WORK ORDER: Print each entry exactly, all the way through.

THE INPUT:
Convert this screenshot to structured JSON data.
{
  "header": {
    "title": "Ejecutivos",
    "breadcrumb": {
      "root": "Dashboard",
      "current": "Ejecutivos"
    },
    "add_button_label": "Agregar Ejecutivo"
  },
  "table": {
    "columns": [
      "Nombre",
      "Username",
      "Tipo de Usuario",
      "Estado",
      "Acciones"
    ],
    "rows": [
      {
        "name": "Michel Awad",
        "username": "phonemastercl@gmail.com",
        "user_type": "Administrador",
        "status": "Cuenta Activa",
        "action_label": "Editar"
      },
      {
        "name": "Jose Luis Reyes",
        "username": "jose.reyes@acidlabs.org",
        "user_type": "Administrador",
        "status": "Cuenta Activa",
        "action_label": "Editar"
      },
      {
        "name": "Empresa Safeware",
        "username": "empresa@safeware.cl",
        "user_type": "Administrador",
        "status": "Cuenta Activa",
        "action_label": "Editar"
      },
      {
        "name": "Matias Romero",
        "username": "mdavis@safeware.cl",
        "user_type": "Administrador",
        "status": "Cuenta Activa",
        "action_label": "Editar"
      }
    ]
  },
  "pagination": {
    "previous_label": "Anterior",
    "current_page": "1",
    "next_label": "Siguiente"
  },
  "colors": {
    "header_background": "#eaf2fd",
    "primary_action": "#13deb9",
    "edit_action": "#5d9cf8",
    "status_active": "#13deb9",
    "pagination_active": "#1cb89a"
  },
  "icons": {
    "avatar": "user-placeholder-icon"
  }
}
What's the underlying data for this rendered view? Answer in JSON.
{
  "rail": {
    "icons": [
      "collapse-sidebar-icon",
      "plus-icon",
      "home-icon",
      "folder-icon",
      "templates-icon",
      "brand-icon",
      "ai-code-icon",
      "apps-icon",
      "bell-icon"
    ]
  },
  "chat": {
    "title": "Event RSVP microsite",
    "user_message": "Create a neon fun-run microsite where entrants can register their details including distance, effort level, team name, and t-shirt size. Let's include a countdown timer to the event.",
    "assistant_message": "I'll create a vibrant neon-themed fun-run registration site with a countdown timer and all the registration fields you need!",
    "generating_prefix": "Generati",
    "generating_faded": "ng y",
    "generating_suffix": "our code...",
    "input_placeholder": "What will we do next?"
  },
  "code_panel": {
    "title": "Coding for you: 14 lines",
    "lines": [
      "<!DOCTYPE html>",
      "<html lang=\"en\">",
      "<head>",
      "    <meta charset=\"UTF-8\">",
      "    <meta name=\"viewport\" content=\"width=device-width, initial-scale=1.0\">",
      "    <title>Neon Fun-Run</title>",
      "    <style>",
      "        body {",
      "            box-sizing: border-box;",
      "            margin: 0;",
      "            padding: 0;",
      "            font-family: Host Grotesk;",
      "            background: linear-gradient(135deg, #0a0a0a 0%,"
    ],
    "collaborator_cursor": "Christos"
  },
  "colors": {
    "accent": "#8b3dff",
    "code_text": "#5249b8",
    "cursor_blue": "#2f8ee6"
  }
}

SOLUTION TO THIS EXERCISE:
Convert this screenshot to structured JSON data.
{
  "header": {
    "title": "Ejecutivos",
    "breadcrumb": {
      "root": "Dashboard",
      "current": "Ejecutivos"
    },
    "add_button_label": "Agregar Ejecutivo"
  },
  "table": {
    "columns": [
      "Nombre",
      "Username",
      "Tipo de Usuario",
      "Estado",
      "Acciones"
    ],
    "rows": [
      {
        "name": "Michel Awad",
        "username": "phonemastercl@gmail.com",
        "user_type": "Administrador",
        "status": "Cuenta Activa",
        "action_label": "Editar"
      },
      {
        "name": "Jose Luis Reyes",
        "username": "jose.reyes@acidlabs.org",
        "user_type": "Administrador",
        "status": "Cuenta Activa",
        "action_label": "Editar"
      },
      {
        "name": "Empresa Safeware",
        "username": "empresa@safeware.cl",
        "user_type": "Administrador",
        "status": "Cuenta Activa",
        "action_label": "Editar"
      },
      {
        "name": "Matias Romero",
        "username": "mdavis@safeware.cl",
        "user_type": "Administrador",
        "status": "Cuenta Activa",
        "action_label": "Editar"
      }
    ]
  },
  "pagination": {
    "previous_label": "Anterior",
    "current_page": "1",
    "next_label": "Siguiente"
  },
  "colors": {
    "header_background": "#eaf2fd",
    "primary_action": "#13deb9",
    "edit_action": "#5d9cf8",
    "status_active": "#13deb9",
    "pagination_active": "#1cb89a"
  },
  "icons": {
    "avatar": "user-placeholder-icon"
  }
}
What's the underlying data for this rendered view? Answer in JSON.
{
  "rail": {
    "icons": [
      "collapse-sidebar-icon",
      "plus-icon",
      "home-icon",
      "folder-icon",
      "templates-icon",
      "brand-icon",
      "ai-code-icon",
      "apps-icon",
      "bell-icon"
    ]
  },
  "chat": {
    "title": "Event RSVP microsite",
    "user_message": "Create a neon fun-run microsite where entrants can register their details including distance, effort level, team name, and t-shirt size. Let's include a countdown timer to the event.",
    "assistant_message": "I'll create a vibrant neon-themed fun-run registration site with a countdown timer and all the registration fields you need!",
    "generating_prefix": "Generati",
    "generating_faded": "ng y",
    "generating_suffix": "our code...",
    "input_placeholder": "What will we do next?"
  },
  "code_panel": {
    "title": "Coding for you: 14 lines",
    "lines": [
      "<!DOCTYPE html>",
      "<html lang=\"en\">",
      "<head>",
      "    <meta charset=\"UTF-8\">",
      "    <meta name=\"viewport\" content=\"width=device-width, initial-scale=1.0\">",
      "    <title>Neon Fun-Run</title>",
      "    <style>",
      "        body {",
      "            box-sizing: border-box;",
      "            margin: 0;",
      "            padding: 0;",
      "            font-family: Host Grotesk;",
      "            background: linear-gradient(135deg, #0a0a0a 0%,"
    ],
    "collaborator_cursor": "Christos"
  },
  "colors": {
    "accent": "#8b3dff",
    "code_text": "#5249b8",
    "cursor_blue": "#2f8ee6"
  }
}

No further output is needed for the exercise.